To invest in healthcare, it is critical to stay on top of the advancements in medical sciences and understand drug pipelines, addressable markets, and drug patent expirations amid several other industry-specific parameters, notes Rida Morwa, editor of High Dividend Opportunities.
Enter Tekla Capital Management, a team of medical doctors who have decades of investing and portfolio management experience. The best part is that Tekla actively manages its funds with the intent to generate current income for shareholders.
Tekla Healthcare Investors (HQH) has its assets heavily allocated to biotechnology and pharmaceuticals, representing ~73% of the overall portfolio of 152 companies. The fund's top holdings are leading global biopharma names.
HQH has a managed distribution policy, where the CEF will make quarterly distributions at a rate of 2% of the fund's net assets. This means that HQH distributions will vary based on broader market movement. Still, the CEF has a strong track record of filling the pockets of its shareholders with large sums of money, an average of $1,233 per year for a $10,000 investment since inception.
How is it possible to maintain a relatively consistent payout when the price of the holdings varies based on market trends? HQH's distributions come from capital gains, investment income, and return of capital ("ROC"). Moreover, the CEF doesn't employ the use of leverage in its investment strategy.
ROC gets a nasty reputation as investors think the fund manager is returning their investment dollars. While this is true in principle, it is essential to note that if the fund maintains or grows its Net Asset Value ("NAV") over time despite making distributions, you have a sustainable investment in your hands.
HQH has distributed $18.83/share since inception while maintaining a growing NAV. Today, HQH trades at an attractive 6% discount to NAV, presenting a valuable opportunity to lock in a handsome 8.3% forward yield (based on the projected Q3 distribution) and setting you up for growing distributions as the underlying sector recovers.
Tekla Healthcare Opportunities Fund (THQ), also a closed-end fund, provides less emphasis on biotech and adds diversification across additional critical healthcare segments such as providers, services, equipment suppliers, life sciences, medical devices, and REITs, to name a few. The fund's top holdings are leading global pharmaceuticals and healthcare providers.
THQ has maintained a steady $0.1125/share distributed monthly since its inception in 2014. This CEF has paid $10.877/share over eight years while growing its NAV, indicating a highly sustainable active management strategy to deliver value for shareholders.
Since 2017, THQ has relied far less on ROC than its sister fund, HQH. But the deep selloff in the healthcare sector since mid-2021 has resulted in its YTD distribution being almost 58% ROC. It is also important to note that THQ is modestly leveraged by 20% to boost returns to shareholders.

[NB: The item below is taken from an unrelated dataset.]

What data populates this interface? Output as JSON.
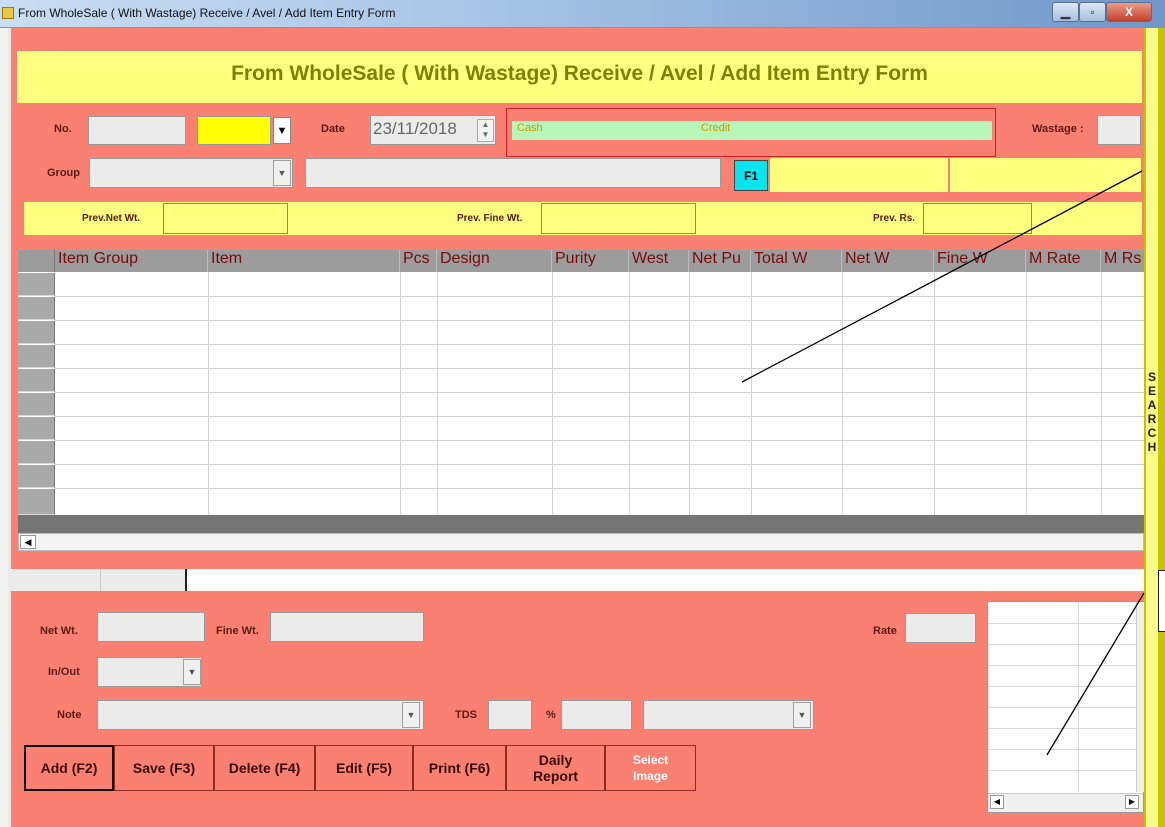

Again, I want to remind investors that ROC isn't a bad thing as long as the fund maintains (or grows) its NAV. Here, THQ is demonstrating sustainability and a high degree of stability in its monthly payments, making it a solid investment during volatile times. THQ trades at a 6% discount to NAV, making it a bear market bargain in an essential sector.